The following year Facebook was born and over the next ing video would become a cornerstone of mainstream social media. YouTube launched its live video service in 2010, followed by Facebook and Twitter in 2015 and Instagram in 2016. The big social networks have put their money on live video but anyone working in the adult cam industry could have told you: It’s been a safe bet for years.
Kelly Holland, owner and CEO of Penthouse, says beyond driving profits, the adult entertainment industry and social networks are serving the same basic need.
“Cams are the adult industry’s response to Facebook, frankly,” Holland says. “Facebook happened for a reason. It became what it was, I would tell you, not through Zuckerberg’s brilliance, but because it was just the right thing at the right time.
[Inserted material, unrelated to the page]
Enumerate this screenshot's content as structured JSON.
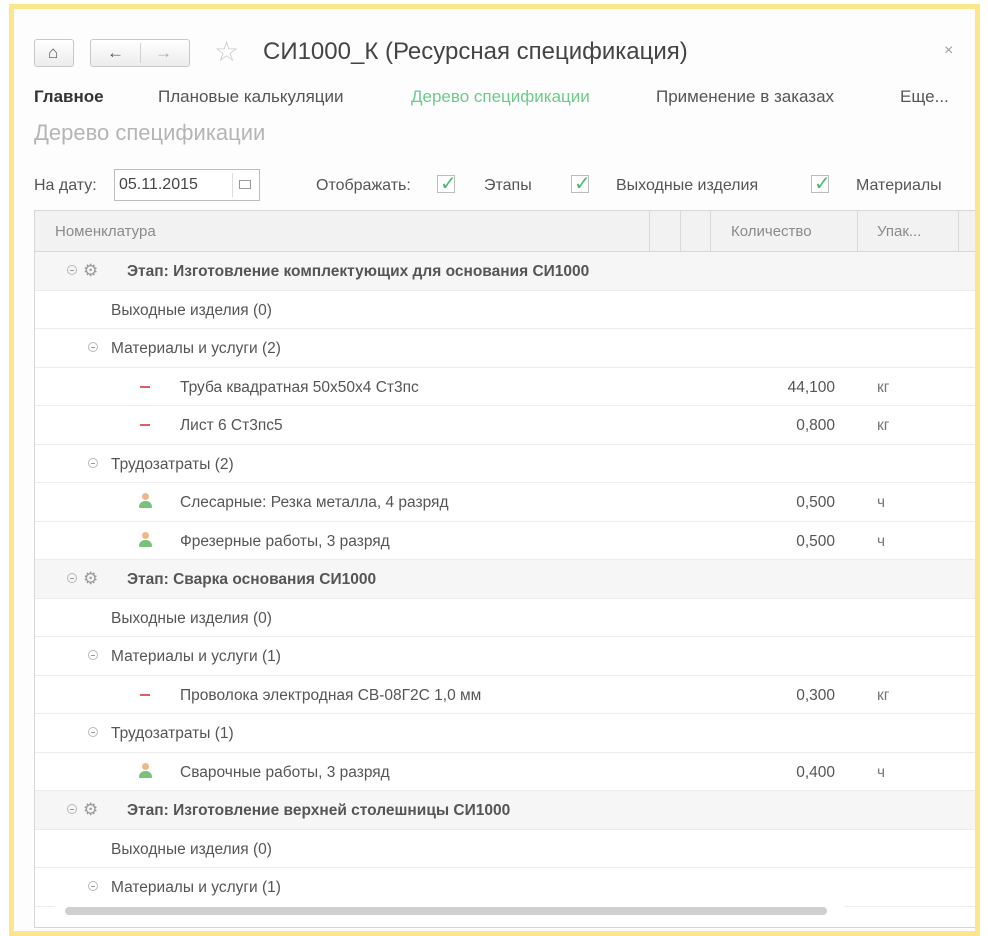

It was in the pocket for where we were culturally, and where were we. We were in this incredibly desperate world where we had all moved away from home, we weren’t with the kids that grew up with. We weren’t with our families, and we were in this huge world of billions of people, and we needed to create our little tribes.”
People in the adult camming business consistently draw the connection between online social networks like Facebook and the work that they do. Clinton Cox, founder of Havoc Media and Cam Con, a “model convention” focused on webcamming and other forms of social media, got his start in the early days of commercialized live streaming video.
At the time, large webcamming studios were being built across the US, Latin America and Eastern Europe, churning out 24-hour streams from sometimes hundreds of models per day. These studios provided, and still do outside of the US, access to a safe space as well as the means to stream. Ten years ago, Cox, who worked in live music video production, was hired to build out a network of studios in Colombia. He says that at the peak of that project, the studio network shot 250 models per day.
“At the time I was going to school and working construction,” he says. “I was making $600 a week, which wasn’t bad, especially being sort of young. And I remember [my girlfriend] took me to West Hollywood where a webcam studio was set up, and big hyperlink I made like over $400 my first night. Like, literally in three hours. Safe to say I wasn’t in construction for long.”
Soon after Ducati started camming, Flirt4Free shuttered its West Hollywood studio. According to Pew Research, nearly 75 percent of American households have broadband internet, compared to about 50 percent in 2007 and many laptops have cameras capable of streaming HD video live to the internet. Models no longer needed the studios to make a living in the US, but developing countries in Latin America and Eastern Europe still rely heavily on studios to provide technology and a safe space for camming. While US models split revenue with services like Flirt4Free, MyFreeCams and Chaturbate, they’re otherwise largely independent.